Peach Blossom Cake

January 2022

Aunty Molly’s Peach Blossom Cake Recipe FROM ''Dying for Cake''

''My Great Aunty Molly had one daughter, Valerie. My mother, being one of three girls, was always rather envious of Valerie, who she considered “spoilt”. She was especially envious of Valerie’s birthday parties, the highlight being Aunty Molly’s Peach Blossom Cake, a light, lemony flavoured butter cake, coloured pink and iced with white lemon frosting and dusted with pink sugar. Sometimes, when my three sisters and I were little, my mother would bake this cake for us as a special treat. Joanna bakes this cake in Dying for Cake for Sophie’s birthday party. Sophie’s party is a disaster but, as Clare later muses, “At least the cake had been good. Better than good…the cake had been perfect.” (p109)   by Louise Limerick(nee Peile)


(150g) 5ozs butter

(225g) 8ozs castor sugar

Finely grated rind of one lemon (or one teaspoon of lemon essence)

(225g) 8ozs self-raising flour sifted with 1tbspn of corn flour (Aunty Molly’s secret ingredient)

120ml milk (about 4 ½ fl oz) – colored with a few drops of cochineal

egg whites, beaten up until stiff and snowy


Grease a round cake tin and line with baking paper.

Preset the oven to 150*C (300*F)

Cream the butter, sugar and lemon rind (or essence) until light and fluffy.

Fold in the sifted flour alternately with the milk.

Quickly fold in the beaten egg whites until just combined.

Cook at 300*F for 40 minutes or until cake springs back to touch.

Allow cake to cool for 5 minutes in tin before turning out onto a wire rack.

When cake is cold ice with lemon frosting and dust with pick sugar*.

(*To make pink sugar, add a drop of cochineal to ¼ cup of granulated sugar and stir with a metal spoon.)


Peach Blossom Cake by Merle Parrish

 It’s from the fabulous new The Great Australian Cookbook that features the best cooks and chefs from all over Australia.

Servings: 8 | Prep Time: 30 mins | Cook Time: 1 hour 10 mins | Skill Level: 2 (Moderat



190 g butter at room temperature, chopped

1¼ cups white sugar

¾ cup milk

1 tsp vanilla essence

1½ cups plain flour

¾ cup cornflour

1½ tsp baking powder

pinch of salt

6 egg whites

1–2 drops rose-pink

food colouring



1½ cups icing sugar

10 g butter

2 tbsp boiling water

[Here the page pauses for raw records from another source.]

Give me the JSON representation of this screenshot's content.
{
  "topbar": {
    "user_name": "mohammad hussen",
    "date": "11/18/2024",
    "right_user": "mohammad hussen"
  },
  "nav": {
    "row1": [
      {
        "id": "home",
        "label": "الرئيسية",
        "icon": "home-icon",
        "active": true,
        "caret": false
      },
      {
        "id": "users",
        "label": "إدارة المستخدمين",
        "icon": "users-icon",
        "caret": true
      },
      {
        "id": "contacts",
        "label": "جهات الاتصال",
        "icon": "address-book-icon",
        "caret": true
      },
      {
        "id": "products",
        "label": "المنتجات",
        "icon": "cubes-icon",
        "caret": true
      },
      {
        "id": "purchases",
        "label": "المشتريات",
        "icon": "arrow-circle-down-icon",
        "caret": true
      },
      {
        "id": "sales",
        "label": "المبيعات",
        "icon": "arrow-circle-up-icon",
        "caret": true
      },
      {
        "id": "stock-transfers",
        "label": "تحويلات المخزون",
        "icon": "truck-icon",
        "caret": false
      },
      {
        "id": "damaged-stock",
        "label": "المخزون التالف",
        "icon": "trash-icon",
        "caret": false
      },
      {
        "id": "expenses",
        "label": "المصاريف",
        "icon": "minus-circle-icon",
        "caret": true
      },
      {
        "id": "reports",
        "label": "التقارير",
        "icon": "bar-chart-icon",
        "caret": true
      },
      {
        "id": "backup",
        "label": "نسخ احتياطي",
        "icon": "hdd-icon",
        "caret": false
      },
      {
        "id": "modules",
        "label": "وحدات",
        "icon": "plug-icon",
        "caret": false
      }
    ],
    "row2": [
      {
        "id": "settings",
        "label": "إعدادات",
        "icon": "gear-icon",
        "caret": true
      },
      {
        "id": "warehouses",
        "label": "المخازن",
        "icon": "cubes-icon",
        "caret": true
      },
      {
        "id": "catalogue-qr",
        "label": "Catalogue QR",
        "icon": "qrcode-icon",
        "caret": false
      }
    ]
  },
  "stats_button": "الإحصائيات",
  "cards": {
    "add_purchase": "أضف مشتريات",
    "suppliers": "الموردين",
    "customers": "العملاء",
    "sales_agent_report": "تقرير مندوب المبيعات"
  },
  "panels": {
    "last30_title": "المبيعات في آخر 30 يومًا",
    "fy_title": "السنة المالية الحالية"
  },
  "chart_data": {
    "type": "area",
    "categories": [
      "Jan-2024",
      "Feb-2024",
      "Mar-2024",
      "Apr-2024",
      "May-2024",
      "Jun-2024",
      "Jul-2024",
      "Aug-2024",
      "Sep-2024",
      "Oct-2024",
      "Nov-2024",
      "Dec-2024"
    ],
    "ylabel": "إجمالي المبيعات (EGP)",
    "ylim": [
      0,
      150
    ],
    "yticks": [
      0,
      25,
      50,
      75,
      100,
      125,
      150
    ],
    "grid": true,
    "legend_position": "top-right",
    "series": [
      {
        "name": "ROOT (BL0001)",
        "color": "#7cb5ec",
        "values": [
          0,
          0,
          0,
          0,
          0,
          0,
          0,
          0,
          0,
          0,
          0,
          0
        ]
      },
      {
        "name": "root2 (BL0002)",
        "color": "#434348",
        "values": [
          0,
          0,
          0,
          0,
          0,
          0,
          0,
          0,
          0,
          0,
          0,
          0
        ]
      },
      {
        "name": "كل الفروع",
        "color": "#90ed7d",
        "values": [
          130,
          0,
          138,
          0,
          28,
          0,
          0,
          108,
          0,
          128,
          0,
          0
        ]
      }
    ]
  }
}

few drops of rose-pink food colouring



Pre-heat the oven to low (150°C). Grease a 20 cm round, deep cake tin. Line the base of the tin with baking paper.

Cream the butter and sugar in the small bowl of an electric mixer until white and fluffy. Gradually add half the milk to help dissolve the sugar, and beat well. Beat in the vanilla. Transfer to a larger bowl.

Sift the flour, cornflour, baking powder and salt together three times. Fold into the butter mixture, then add the remaining milk (don’t worry if it appears curdled at this stage).

In another bowl, use clean beaters to beat the egg whites to stiff peaks. Fold half the egg whites into the cake batter, then fold in the remaining egg whites.

Transfer 1 cup of the mixture to a smaller bowl, and stir in the drops of food colouring. Take about ¾ cup of the white mixture, and spread over the base of the tin. Take half the pink batter, and spoon it in a ring about 1 cm in from the edge of the tin – it should be about 1–1½ cm wide.

Very carefully spread half the remaining white batter over, taking care not to disturb the pink ring. Spoon the remaining pink batter into the centre of the tin, making a round of about 8 cm. Spoon the rest of the white batter over the whole top, again taking care not to disturb the pink round.

Bake for about 1 hour 10 minutes, until the cake is springy to a gentle touch in the centre and comes away from the sides of the tin. It may appear slightly cracked in the centre, but should settle flat on cooling. (If not, gently press the top flat with your fingertips.) Turn out onto a clean tea towel lined with a sheet of baking paper. Leave to cool.

To make the icing, combine the ingredients until smooth. Spread over the top of the cooled cake, and leave to set.